*** Given data

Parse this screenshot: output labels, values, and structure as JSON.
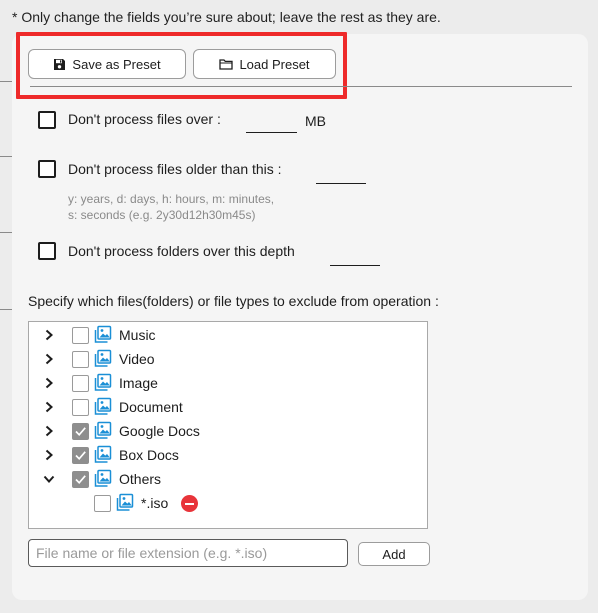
{
  "note": "* Only change the fields you’re sure about; leave the rest as they are.",
  "toolbar": {
    "save_label": "Save as Preset",
    "save_icon": "floppy-disk-icon",
    "load_label": "Load Preset",
    "load_icon": "folder-icon"
  },
  "options": {
    "size": {
      "label": "Don't process files over :",
      "value": "",
      "unit": "MB",
      "checked": false
    },
    "age": {
      "label": "Don't process files older than this :",
      "value": "",
      "checked": false,
      "hint_line1": "y: years, d: days, h: hours, m: minutes,",
      "hint_line2": "s: seconds (e.g. 2y30d12h30m45s)"
    },
    "depth": {
      "label": "Don't process folders over this depth",
      "value": "",
      "checked": false
    }
  },
  "exclude": {
    "heading": "Specify which files(folders) or file types to exclude from operation :",
    "items": [
      {
        "label": "Music",
        "checked": false,
        "expanded": false
      },
      {
        "label": "Video",
        "checked": false,
        "expanded": false
      },
      {
        "label": "Image",
        "checked": false,
        "expanded": false
      },
      {
        "label": "Document",
        "checked": false,
        "expanded": false
      },
      {
        "label": "Google Docs",
        "checked": true,
        "expanded": false
      },
      {
        "label": "Box Docs",
        "checked": true,
        "expanded": false
      },
      {
        "label": "Others",
        "checked": true,
        "expanded": true,
        "children": [
          {
            "label": "*.iso",
            "checked": false
          }
        ]
      }
    ]
  },
  "add_entry": {
    "placeholder": "File name or file extension (e.g. *.iso)",
    "value": "",
    "button_label": "Add"
  },
  "colors": {
    "highlight": "#ee2a2a",
    "image_icon": "#1a8fd6",
    "remove": "#e8343a",
    "checked_box": "#8e8e8e"
  }
}
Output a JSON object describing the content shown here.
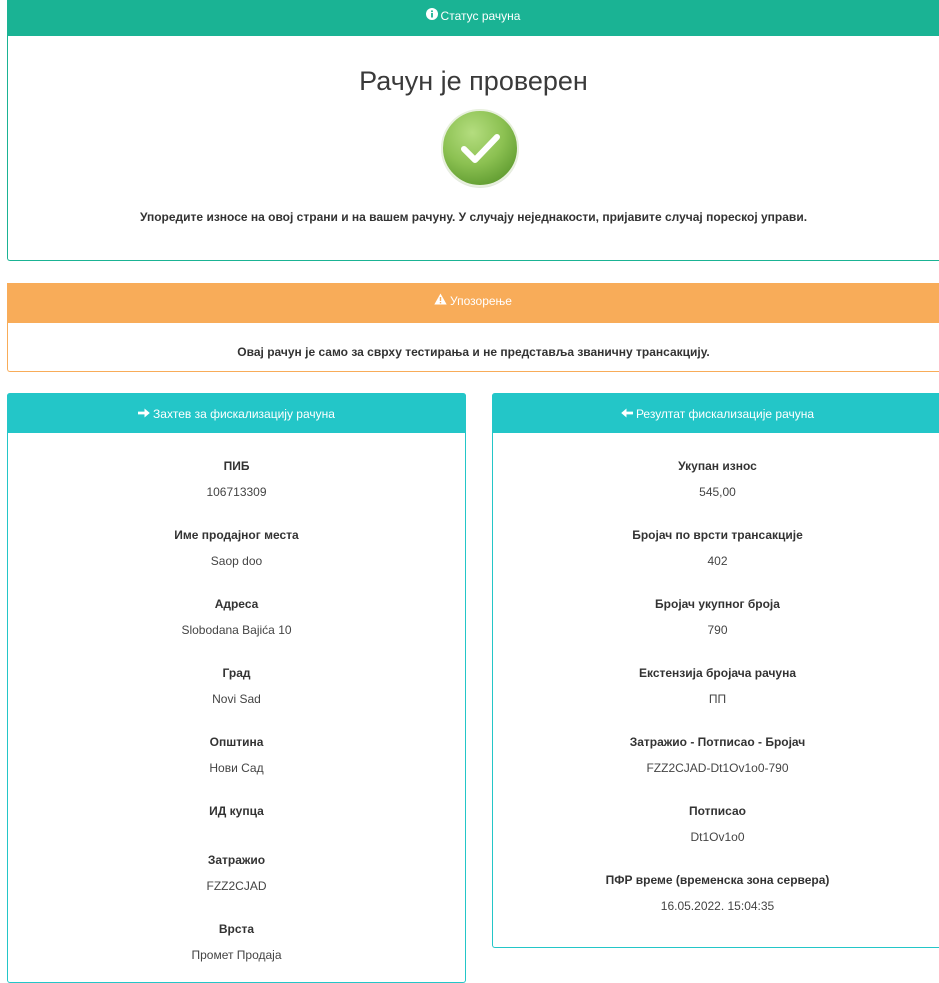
{
  "status": {
    "header": "Статус рачуна",
    "title": "Рачун је проверен",
    "message": "Упоредите износе на овој страни и на вашем рачуну. У случају неједнакости, пријавите случај пореској управи."
  },
  "warning": {
    "header": "Упозорење",
    "text": "Овај рачун је само за сврху тестирања и не представља званичну трансакцију."
  },
  "request": {
    "header": "Захтев за фискализацију рачуна",
    "fields": [
      {
        "label": "ПИБ",
        "value": "106713309"
      },
      {
        "label": "Име продајног места",
        "value": "Saop doo"
      },
      {
        "label": "Адреса",
        "value": "Slobodana Bajića 10"
      },
      {
        "label": "Град",
        "value": "Novi Sad"
      },
      {
        "label": "Општина",
        "value": "Нови Сад"
      },
      {
        "label": "ИД купца",
        "value": ""
      },
      {
        "label": "Затражио",
        "value": "FZZ2CJAD"
      },
      {
        "label": "Врста",
        "value": "Промет Продаја"
      }
    ]
  },
  "result": {
    "header": "Резултат фискализације рачуна",
    "fields": [
      {
        "label": "Укупан износ",
        "value": "545,00"
      },
      {
        "label": "Бројач по врсти трансакције",
        "value": "402"
      },
      {
        "label": "Бројач укупног броја",
        "value": "790"
      },
      {
        "label": "Екстензија бројача рачуна",
        "value": "ПП"
      },
      {
        "label": "Затражио - Потписао - Бројач",
        "value": "FZZ2CJAD-Dt1Ov1o0-790"
      },
      {
        "label": "Потписао",
        "value": "Dt1Ov1o0"
      },
      {
        "label": "ПФР време (временска зона сервера)",
        "value": "16.05.2022. 15:04:35"
      }
    ]
  },
  "colors": {
    "status_header": "#1ab394",
    "warning_header": "#f8ac59",
    "detail_header": "#23c6c8",
    "check_badge": "#8cc152"
  },
  "icons": {
    "status": "info-circle-icon",
    "warning": "warning-triangle-icon",
    "request": "arrow-right-icon",
    "result": "arrow-left-icon",
    "badge": "checkmark-icon"
  }
}
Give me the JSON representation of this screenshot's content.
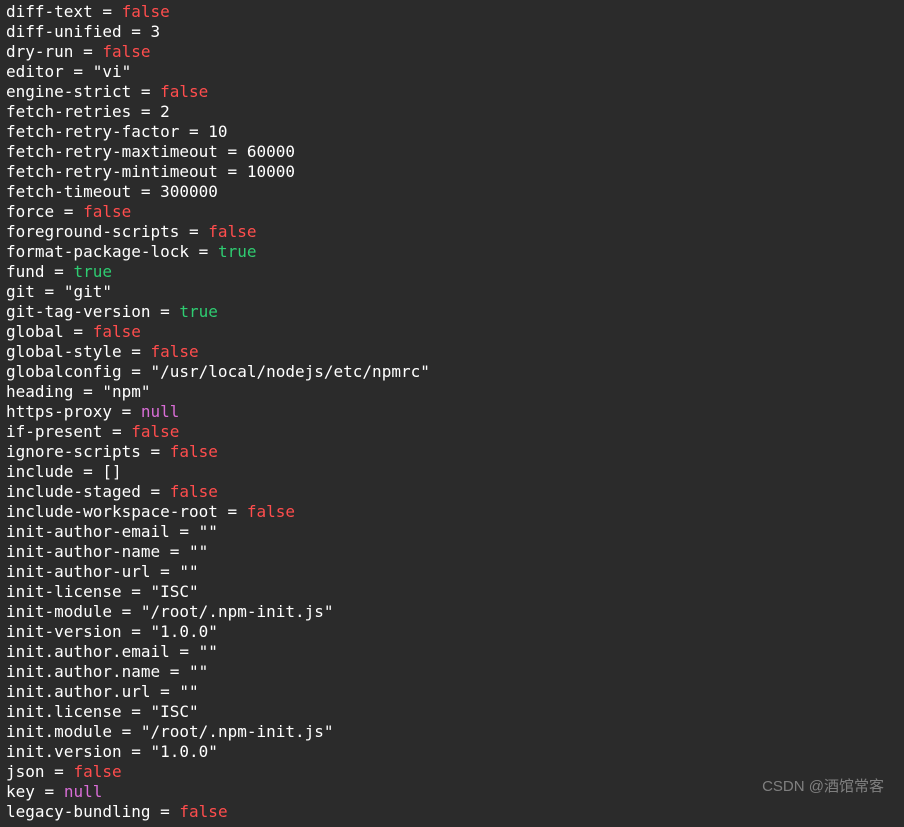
{
  "watermark": "CSDN @酒馆常客",
  "entries": [
    {
      "key": "diff-text",
      "type": "bool",
      "value": "false"
    },
    {
      "key": "diff-unified",
      "type": "num",
      "value": "3"
    },
    {
      "key": "dry-run",
      "type": "bool",
      "value": "false"
    },
    {
      "key": "editor",
      "type": "str",
      "value": "\"vi\""
    },
    {
      "key": "engine-strict",
      "type": "bool",
      "value": "false"
    },
    {
      "key": "fetch-retries",
      "type": "num",
      "value": "2"
    },
    {
      "key": "fetch-retry-factor",
      "type": "num",
      "value": "10"
    },
    {
      "key": "fetch-retry-maxtimeout",
      "type": "num",
      "value": "60000"
    },
    {
      "key": "fetch-retry-mintimeout",
      "type": "num",
      "value": "10000"
    },
    {
      "key": "fetch-timeout",
      "type": "num",
      "value": "300000"
    },
    {
      "key": "force",
      "type": "bool",
      "value": "false"
    },
    {
      "key": "foreground-scripts",
      "type": "bool",
      "value": "false"
    },
    {
      "key": "format-package-lock",
      "type": "bool",
      "value": "true"
    },
    {
      "key": "fund",
      "type": "bool",
      "value": "true"
    },
    {
      "key": "git",
      "type": "str",
      "value": "\"git\""
    },
    {
      "key": "git-tag-version",
      "type": "bool",
      "value": "true"
    },
    {
      "key": "global",
      "type": "bool",
      "value": "false"
    },
    {
      "key": "global-style",
      "type": "bool",
      "value": "false"
    },
    {
      "key": "globalconfig",
      "type": "str",
      "value": "\"/usr/local/nodejs/etc/npmrc\""
    },
    {
      "key": "heading",
      "type": "str",
      "value": "\"npm\""
    },
    {
      "key": "https-proxy",
      "type": "null",
      "value": "null"
    },
    {
      "key": "if-present",
      "type": "bool",
      "value": "false"
    },
    {
      "key": "ignore-scripts",
      "type": "bool",
      "value": "false"
    },
    {
      "key": "include",
      "type": "raw",
      "value": "[]"
    },
    {
      "key": "include-staged",
      "type": "bool",
      "value": "false"
    },
    {
      "key": "include-workspace-root",
      "type": "bool",
      "value": "false"
    },
    {
      "key": "init-author-email",
      "type": "str",
      "value": "\"\""
    },
    {
      "key": "init-author-name",
      "type": "str",
      "value": "\"\""
    },
    {
      "key": "init-author-url",
      "type": "str",
      "value": "\"\""
    },
    {
      "key": "init-license",
      "type": "str",
      "value": "\"ISC\""
    },
    {
      "key": "init-module",
      "type": "str",
      "value": "\"/root/.npm-init.js\""
    },
    {
      "key": "init-version",
      "type": "str",
      "value": "\"1.0.0\""
    },
    {
      "key": "init.author.email",
      "type": "str",
      "value": "\"\""
    },
    {
      "key": "init.author.name",
      "type": "str",
      "value": "\"\""
    },
    {
      "key": "init.author.url",
      "type": "str",
      "value": "\"\""
    },
    {
      "key": "init.license",
      "type": "str",
      "value": "\"ISC\""
    },
    {
      "key": "init.module",
      "type": "str",
      "value": "\"/root/.npm-init.js\""
    },
    {
      "key": "init.version",
      "type": "str",
      "value": "\"1.0.0\""
    },
    {
      "key": "json",
      "type": "bool",
      "value": "false"
    },
    {
      "key": "key",
      "type": "null",
      "value": "null"
    },
    {
      "key": "legacy-bundling",
      "type": "bool",
      "value": "false"
    }
  ]
}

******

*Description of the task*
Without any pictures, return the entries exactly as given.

*Response to this task*
Parse this screenshot: output labels, values, and structure as JSON.
{
  "note": "* Only change the fields you’re sure about; leave the rest as they are.",
  "toolbar": {
    "save_label": "Save as Preset",
    "save_icon": "floppy-disk-icon",
    "load_label": "Load Preset",
    "load_icon": "folder-icon"
  },
  "options": {
    "size": {
      "label": "Don't process files over :",
      "value": "",
      "unit": "MB",
      "checked": false
    },
    "age": {
      "label": "Don't process files older than this :",
      "value": "",
      "checked": false,
      "hint_line1": "y: years, d: days, h: hours, m: minutes,",
      "hint_line2": "s: seconds (e.g. 2y30d12h30m45s)"
    },
    "depth": {
      "label": "Don't process folders over this depth",
      "value": "",
      "checked": false
    }
  },
  "exclude": {
    "heading": "Specify which files(folders) or file types to exclude from operation :",
    "items": [
      {
        "label": "Music",
        "checked": false,
        "expanded": false
      },
      {
        "label": "Video",
        "checked": false,
        "expanded": false
      },
      {
        "label": "Image",
        "checked": false,
        "expanded": false
      },
      {
        "label": "Document",
        "checked": false,
        "expanded": false
      },
      {
        "label": "Google Docs",
        "checked": true,
        "expanded": false
      },
      {
        "label": "Box Docs",
        "checked": true,
        "expanded": false
      },
      {
        "label": "Others",
        "checked": true,
        "expanded": true,
        "children": [
          {
            "label": "*.iso",
            "checked": false
          }
        ]
      }
    ]
  },
  "add_entry": {
    "placeholder": "File name or file extension (e.g. *.iso)",
    "value": "",
    "button_label": "Add"
  },
  "colors": {
    "highlight": "#ee2a2a",
    "image_icon": "#1a8fd6",
    "remove": "#e8343a",
    "checked_box": "#8e8e8e"
  }
}
Output a JSON object describing the content shown here.
{
  "status": {
    "header": "Статус рачуна",
    "title": "Рачун је проверен",
    "message": "Упоредите износе на овој страни и на вашем рачуну. У случају неједнакости, пријавите случај пореској управи."
  },
  "warning": {
    "header": "Упозорење",
    "text": "Овај рачун је само за сврху тестирања и не представља званичну трансакцију."
  },
  "request": {
    "header": "Захтев за фискализацију рачуна",
    "fields": [
      {
        "label": "ПИБ",
        "value": "106713309"
      },
      {
        "label": "Име продајног места",
        "value": "Saop doo"
      },
      {
        "label": "Адреса",
        "value": "Slobodana Bajića 10"
      },
      {
        "label": "Град",
        "value": "Novi Sad"
      },
      {
        "label": "Општина",
        "value": "Нови Сад"
      },
      {
        "label": "ИД купца",
        "value": ""
      },
      {
        "label": "Затражио",
        "value": "FZZ2CJAD"
      },
      {
        "label": "Врста",
        "value": "Промет Продаја"
      }
    ]
  },
  "result": {
    "header": "Резултат фискализације рачуна",
    "fields": [
      {
        "label": "Укупан износ",
        "value": "545,00"
      },
      {
        "label": "Бројач по врсти трансакције",
        "value": "402"
      },
      {
        "label": "Бројач укупног броја",
        "value": "790"
      },
      {
        "label": "Екстензија бројача рачуна",
        "value": "ПП"
      },
      {
        "label": "Затражио - Потписао - Бројач",
        "value": "FZZ2CJAD-Dt1Ov1o0-790"
      },
      {
        "label": "Потписао",
        "value": "Dt1Ov1o0"
      },
      {
        "label": "ПФР време (временска зона сервера)",
        "value": "16.05.2022. 15:04:35"
      }
    ]
  },
  "colors": {
    "status_header": "#1ab394",
    "warning_header": "#f8ac59",
    "detail_header": "#23c6c8",
    "check_badge": "#8cc152"
  },
  "icons": {
    "status": "info-circle-icon",
    "warning": "warning-triangle-icon",
    "request": "arrow-right-icon",
    "result": "arrow-left-icon",
    "badge": "checkmark-icon"
  }
}
Give me the JSON representation of this screenshot's content.
{
  "watermark": "CSDN @酒馆常客",
  "entries": [
    {
      "key": "diff-text",
      "type": "bool",
      "value": "false"
    },
    {
      "key": "diff-unified",
      "type": "num",
      "value": "3"
    },
    {
      "key": "dry-run",
      "type": "bool",
      "value": "false"
    },
    {
      "key": "editor",
      "type": "str",
      "value": "\"vi\""
    },
    {
      "key": "engine-strict",
      "type": "bool",
      "value": "false"
    },
    {
      "key": "fetch-retries",
      "type": "num",
      "value": "2"
    },
    {
      "key": "fetch-retry-factor",
      "type": "num",
      "value": "10"
    },
    {
      "key": "fetch-retry-maxtimeout",
      "type": "num",
      "value": "60000"
    },
    {
      "key": "fetch-retry-mintimeout",
      "type": "num",
      "value": "10000"
    },
    {
      "key": "fetch-timeout",
      "type": "num",
      "value": "300000"
    },
    {
      "key": "force",
      "type": "bool",
      "value": "false"
    },
    {
      "key": "foreground-scripts",
      "type": "bool",
      "value": "false"
    },
    {
      "key": "format-package-lock",
      "type": "bool",
      "value": "true"
    },
    {
      "key": "fund",
      "type": "bool",
      "value": "true"
    },
    {
      "key": "git",
      "type": "str",
      "value": "\"git\""
    },
    {
      "key": "git-tag-version",
      "type": "bool",
      "value": "true"
    },
    {
      "key": "global",
      "type": "bool",
      "value": "false"
    },
    {
      "key": "global-style",
      "type": "bool",
      "value": "false"
    },
    {
      "key": "globalconfig",
      "type": "str",
      "value": "\"/usr/local/nodejs/etc/npmrc\""
    },
    {
      "key": "heading",
      "type": "str",
      "value": "\"npm\""
    },
    {
      "key": "https-proxy",
      "type": "null",
      "value": "null"
    },
    {
      "key": "if-present",
      "type": "bool",
      "value": "false"
    },
    {
      "key": "ignore-scripts",
      "type": "bool",
      "value": "false"
    },
    {
      "key": "include",
      "type": "raw",
      "value": "[]"
    },
    {
      "key": "include-staged",
      "type": "bool",
      "value": "false"
    },
    {
      "key": "include-workspace-root",
      "type": "bool",
      "value": "false"
    },
    {
      "key": "init-author-email",
      "type": "str",
      "value": "\"\""
    },
    {
      "key": "init-author-name",
      "type": "str",
      "value": "\"\""
    },
    {
      "key": "init-author-url",
      "type": "str",
      "value": "\"\""
    },
    {
      "key": "init-license",
      "type": "str",
      "value": "\"ISC\""
    },
    {
      "key": "init-module",
      "type": "str",
      "value": "\"/root/.npm-init.js\""
    },
    {
      "key": "init-version",
      "type": "str",
      "value": "\"1.0.0\""
    },
    {
      "key": "init.author.email",
      "type": "str",
      "value": "\"\""
    },
    {
      "key": "init.author.name",
      "type": "str",
      "value": "\"\""
    },
    {
      "key": "init.author.url",
      "type": "str",
      "value": "\"\""
    },
    {
      "key": "init.license",
      "type": "str",
      "value": "\"ISC\""
    },
    {
      "key": "init.module",
      "type": "str",
      "value": "\"/root/.npm-init.js\""
    },
    {
      "key": "init.version",
      "type": "str",
      "value": "\"1.0.0\""
    },
    {
      "key": "json",
      "type": "bool",
      "value": "false"
    },
    {
      "key": "key",
      "type": "null",
      "value": "null"
    },
    {
      "key": "legacy-bundling",
      "type": "bool",
      "value": "false"
    }
  ]
}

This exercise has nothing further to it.